# [Task brief]
Lines holding the string "icon": copy each one from the listing below.

# [Supplied material]
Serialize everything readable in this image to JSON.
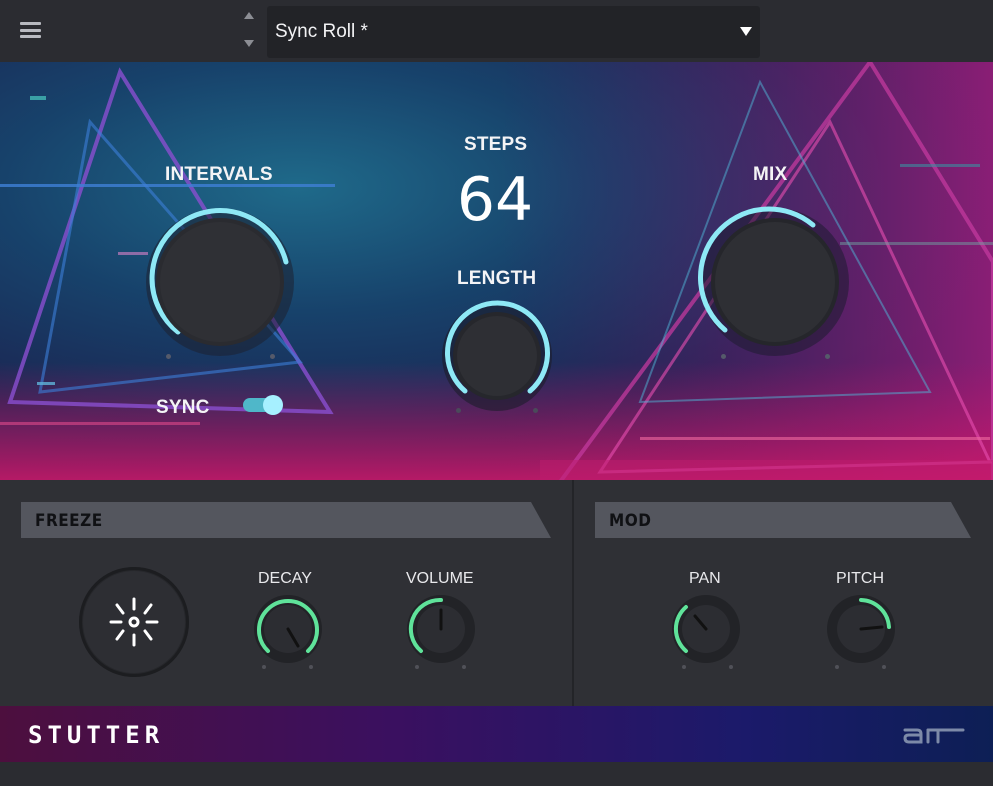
{
  "header": {
    "menu_icon": "hamburger-menu-icon",
    "preset_name": "Sync Roll *",
    "prev_icon": "arrow-up-icon",
    "next_icon": "arrow-down-icon",
    "dropdown_icon": "caret-down-icon"
  },
  "main": {
    "intervals_label": "INTERVALS",
    "steps_label": "STEPS",
    "steps_value": "64",
    "length_label": "LENGTH",
    "mix_label": "MIX",
    "sync_label": "SYNC",
    "sync_on": true
  },
  "freeze": {
    "title": "FREEZE",
    "button_icon": "freeze-burst-icon",
    "decay_label": "DECAY",
    "volume_label": "VOLUME"
  },
  "mod": {
    "title": "MOD",
    "pan_label": "PAN",
    "pitch_label": "PITCH"
  },
  "footer": {
    "plugin_name": "STUTTER",
    "logo": "air-logo"
  },
  "colors": {
    "accent_cyan": "#8ee9f6",
    "accent_green": "#5fe39a",
    "panel": "#2f3035",
    "section_bar": "#54565e"
  }
}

# [Answer space]
    "menu_icon": "hamburger-menu-icon",
    "prev_icon": "arrow-up-icon",
    "next_icon": "arrow-down-icon",
    "dropdown_icon": "caret-down-icon"
    "button_icon": "freeze-burst-icon",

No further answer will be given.